> **WHAT THE EXERCISE ASKS**: Replicate the data exactly, every line included.

== Segment start ==

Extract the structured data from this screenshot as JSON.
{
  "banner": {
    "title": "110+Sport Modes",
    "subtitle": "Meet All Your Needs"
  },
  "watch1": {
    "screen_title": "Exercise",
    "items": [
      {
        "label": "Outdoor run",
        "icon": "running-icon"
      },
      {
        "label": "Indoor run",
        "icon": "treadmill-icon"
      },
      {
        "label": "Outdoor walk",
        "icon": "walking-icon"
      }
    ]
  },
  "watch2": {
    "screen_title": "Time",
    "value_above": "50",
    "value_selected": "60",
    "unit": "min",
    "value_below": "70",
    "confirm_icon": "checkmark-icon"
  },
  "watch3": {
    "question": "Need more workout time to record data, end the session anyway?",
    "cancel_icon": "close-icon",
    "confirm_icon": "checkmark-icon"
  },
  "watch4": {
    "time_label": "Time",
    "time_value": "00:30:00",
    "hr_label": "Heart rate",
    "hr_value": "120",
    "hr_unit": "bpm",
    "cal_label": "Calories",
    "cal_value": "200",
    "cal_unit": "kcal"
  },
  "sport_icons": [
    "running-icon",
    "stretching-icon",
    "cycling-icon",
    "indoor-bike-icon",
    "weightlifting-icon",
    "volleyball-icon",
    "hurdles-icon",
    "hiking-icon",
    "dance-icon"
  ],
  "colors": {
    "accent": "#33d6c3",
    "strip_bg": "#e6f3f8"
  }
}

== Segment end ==

> **RESULT BELOW**:
Extract the structured data from this screenshot as JSON.
{
  "banner": {
    "title": "110+Sport Modes",
    "subtitle": "Meet All Your Needs"
  },
  "watch1": {
    "screen_title": "Exercise",
    "items": [
      {
        "label": "Outdoor run",
        "icon": "running-icon"
      },
      {
        "label": "Indoor run",
        "icon": "treadmill-icon"
      },
      {
        "label": "Outdoor walk",
        "icon": "walking-icon"
      }
    ]
  },
  "watch2": {
    "screen_title": "Time",
    "value_above": "50",
    "value_selected": "60",
    "unit": "min",
    "value_below": "70",
    "confirm_icon": "checkmark-icon"
  },
  "watch3": {
    "question": "Need more workout time to record data, end the session anyway?",
    "cancel_icon": "close-icon",
    "confirm_icon": "checkmark-icon"
  },
  "watch4": {
    "time_label": "Time",
    "time_value": "00:30:00",
    "hr_label": "Heart rate",
    "hr_value": "120",
    "hr_unit": "bpm",
    "cal_label": "Calories",
    "cal_value": "200",
    "cal_unit": "kcal"
  },
  "sport_icons": [
    "running-icon",
    "stretching-icon",
    "cycling-icon",
    "indoor-bike-icon",
    "weightlifting-icon",
    "volleyball-icon",
    "hurdles-icon",
    "hiking-icon",
    "dance-icon"
  ],
  "colors": {
    "accent": "#33d6c3",
    "strip_bg": "#e6f3f8"
  }
}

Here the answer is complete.